As far as head-to-head matchups are concerned, I’ll be eyeing Louis Oosthuizen. He’s had a rough week with the putter, losing more than two strokes per round the first two days and things didn’t really get any better on Saturday.

Oosthuizen only made one putt over six feet on Saturday, but he still finds himself under par for the week. That tells me he’s clearly striking the ball well. We’ve seen Oosthuizen have some low rounds at Augusta, so he knows he can plays this course. I think he’ll give himself plenty of chances on Sunday.

I’ll be targeting Oosthuizen at +125 against Justin Rose in a head-to-head matchup. Rose came with a win in mind and now that has gone by the wayside, I’m not sure he’ll be as focused as Oosthuizen.

Sunday-Only DraftKings Slate

By Bryan Mears

In general, I’ve been fading players who had played well in their prior round, especially if it was due to lucky putting or some other unsustainable factor. Likewise, I had advocated buying low on golfers who had an unlucky short stick. That has largely been a profitable strategy, as it put us on Fowler yesterday, among others, and guys like Justin Thomas and Dustin Johnson on Friday. But does that same strategy still hold value on Sunday?

I’m not so sure.

I looked at all players who made the cut in the past 10 Masters (2008-2017) and correlated specific round scores with final scores. Here were the results:

A player’s final score most highly correlated with his Round 3 score, which suggests Moving Day holds true to its name. Of that sample (531 golfers), there were 210 rounds under par (39.5%) on Sunday and 107 under 70 (20.2%). Many of the best scores came from players already at the top of the leaderboard, so I’m actually doing the opposite of the first two single-day DraftKings tournaments: I’m taking guys in the top-10 who actually have a shot at making noise on Sunday afternoon. I won’t ignore all players down on the leaderboard, but I think the motivation angle is key here.

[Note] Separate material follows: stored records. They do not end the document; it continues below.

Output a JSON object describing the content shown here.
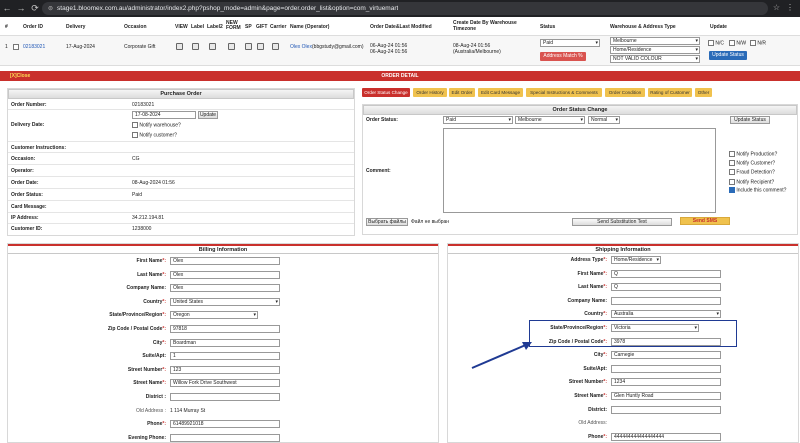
{
  "browser": {
    "site_label": "⊜",
    "url": "stage1.bloomex.com.au/administrator/index2.php?pshop_mode=admin&page=order.order_list&option=com_virtuemart"
  },
  "list": {
    "headers": {
      "num": "#",
      "order_id": "Order ID",
      "delivery": "Delivery",
      "occasion": "Occasion",
      "view": "VIEW",
      "label": "Label",
      "label2": "Label2",
      "new_form": "NEW FORM",
      "sp": "SP",
      "gift": "GIFT",
      "carrier": "Carrier",
      "name": "Name (Operator)",
      "order_date": "Order Date&Last Modified",
      "create_date": "Create Date By Warehouse Timezone",
      "status": "Status",
      "warehouse": "Warehouse & Address Type",
      "update": "Update"
    },
    "row": {
      "num": "1",
      "order_id": "02183021",
      "delivery": "17-Aug-2024",
      "occasion": "Corporate Gift",
      "name": "Olex Olex",
      "email": "(bbgstudy@gmail.com)",
      "order_date_1": "06-Aug-24 01:56",
      "order_date_2": "06-Aug-24 01:56",
      "create_date_1": "08-Aug-24 01:56",
      "create_date_2": "(Australia/Melbourne)",
      "status": "Paid",
      "address_match_button": "Address Match %",
      "warehouse": "Melbourne",
      "address_type": "Home/Residence",
      "colour": "NOT VALID COLOUR",
      "n_c": "N/C",
      "n_w": "N/W",
      "n_r": "N/R",
      "update_status_button": "Update Status"
    }
  },
  "detail": {
    "close_label": "[X]Close",
    "title": "ORDER DETAIL"
  },
  "purchase_order": {
    "title": "Purchase Order",
    "order_number_label": "Order Number:",
    "order_number": "02183021",
    "delivery_date_label": "Delivery Date:",
    "delivery_date_value": "17-08-2024",
    "update_button": "Update",
    "notify_warehouse": "Notify warehouse?",
    "notify_customer": "Notify customer?",
    "customer_instructions_label": "Customer Instructions:",
    "occasion_label": "Occasion:",
    "occasion": "CG",
    "operator_label": "Operator:",
    "order_date_label": "Order Date:",
    "order_date": "08-Aug-2024 01:56",
    "order_status_label": "Order Status:",
    "order_status": "Paid",
    "card_message_label": "Card Message:",
    "ip_label": "IP Address:",
    "ip": "34.212.194.81",
    "customer_id_label": "Customer ID:",
    "customer_id": "1238000"
  },
  "tabs": [
    "Order Status Change",
    "Order History",
    "Edit Order",
    "Edit Card Message",
    "Special Instructions & Comments",
    "Order Condition",
    "Rating of Customer",
    "Other"
  ],
  "status_change": {
    "title": "Order Status Change",
    "order_status_label": "Order Status:",
    "status": "Paid",
    "warehouse": "Melbourne",
    "priority": "Normal",
    "update_button": "Update Status",
    "comment_label": "Comment:",
    "checks": [
      "Notify Production?",
      "Notify Customer?",
      "Fraud Detection?",
      "Notify Recipient?",
      "Include this comment?"
    ],
    "file_button": "Выбрать файлы",
    "file_none": "Файл не выбран",
    "send_sub_button": "Send Substitution Text",
    "send_sms_button": "Send SMS"
  },
  "billing": {
    "title": "Billing Information",
    "fields": [
      {
        "label": "First Name",
        "req": true,
        "value": "Olex"
      },
      {
        "label": "Last Name",
        "req": true,
        "value": "Olex"
      },
      {
        "label": "Company Name:",
        "req": false,
        "value": "Olex"
      },
      {
        "label": "Country",
        "req": true,
        "value": "United States"
      },
      {
        "label": "State/Province/Region",
        "req": true,
        "value": "Oregon"
      },
      {
        "label": "Zip Code / Postal Code",
        "req": true,
        "value": "97818"
      },
      {
        "label": "City",
        "req": true,
        "value": "Boardman"
      },
      {
        "label": "Suite/Apt:",
        "req": false,
        "value": "1"
      },
      {
        "label": "Street Number",
        "req": true,
        "value": "123"
      },
      {
        "label": "Street Name",
        "req": true,
        "value": "Willow Fork Drive Southwest"
      },
      {
        "label": "District :",
        "req": false,
        "value": ""
      },
      {
        "label": "Old Address :",
        "req": false,
        "value": "1 114 Murray St"
      },
      {
        "label": "Phone",
        "req": true,
        "value": "61489921018"
      },
      {
        "label": "Evening Phone:",
        "req": false,
        "value": ""
      }
    ]
  },
  "shipping": {
    "title": "Shipping Information",
    "fields": [
      {
        "label": "Address Type",
        "req": true,
        "value": "Home/Residence"
      },
      {
        "label": "First Name",
        "req": true,
        "value": "Q"
      },
      {
        "label": "Last Name",
        "req": true,
        "value": "Q"
      },
      {
        "label": "Company Name:",
        "req": false,
        "value": ""
      },
      {
        "label": "Country",
        "req": true,
        "value": "Australia"
      },
      {
        "label": "State/Province/Region",
        "req": true,
        "value": "Victoria"
      },
      {
        "label": "Zip Code / Postal Code",
        "req": true,
        "value": "3978"
      },
      {
        "label": "City",
        "req": true,
        "value": "Carnegie"
      },
      {
        "label": "Suite/Apt:",
        "req": false,
        "value": ""
      },
      {
        "label": "Street Number",
        "req": true,
        "value": "1234"
      },
      {
        "label": "Street Name",
        "req": true,
        "value": "Glen Huntly Road"
      },
      {
        "label": "District:",
        "req": false,
        "value": ""
      },
      {
        "label": "Old Address:",
        "req": false,
        "value": ""
      },
      {
        "label": "Phone",
        "req": true,
        "value": "444444444444444444"
      }
    ]
  },
  "colors": {
    "accent_red": "#c9302c",
    "tab_yellow": "#f0c24e",
    "button_blue": "#2a6bb8",
    "annotation": "#1f3a93"
  }
}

Thus, I’m targeting guys like Rory, Rahm, Fleetwood, and Bubba again. The latter is still quite intriguing, as he’s at the top of the field in GIR (77.78%) and Driving Accuracy (83.33%). Both he and Fleetwood have been perhaps the two best players off the tee this week, but they’ve been hurt by their short sticks, posting putting averages of 1.74 and 1.69 per hole, respectively. Reed and Rory, for reference, are both at 1.46 putts per hole.

And that brings up another important point: I want aggressive players who can take advantage of the longer holes. Patrick Reed is putting up one of the most impressive Masters runs ever with 18 birdies in three days, and he has literally zero birdies on par-3s. Rory is crushing the ball off the tee, as well. I’m looking for players who won’t hold anything back on Sunday. Marc Leishman is the prime example of a player I’m fading. He has just eight birdies on the week, has averaged a low Driving Distance of 290.0 yards, and generally has played it safe after being the Round 1 leader. I don’t think Reed will do that, which means he’s an intriguing buy in DFS, but it will also force Rory & Co. to pull driver and go at every hole. You almost always want players who can birdie and eagle in one-day contests, but that’s perhaps more true than ever tomorrow.

Pictured above: Rory McIlroy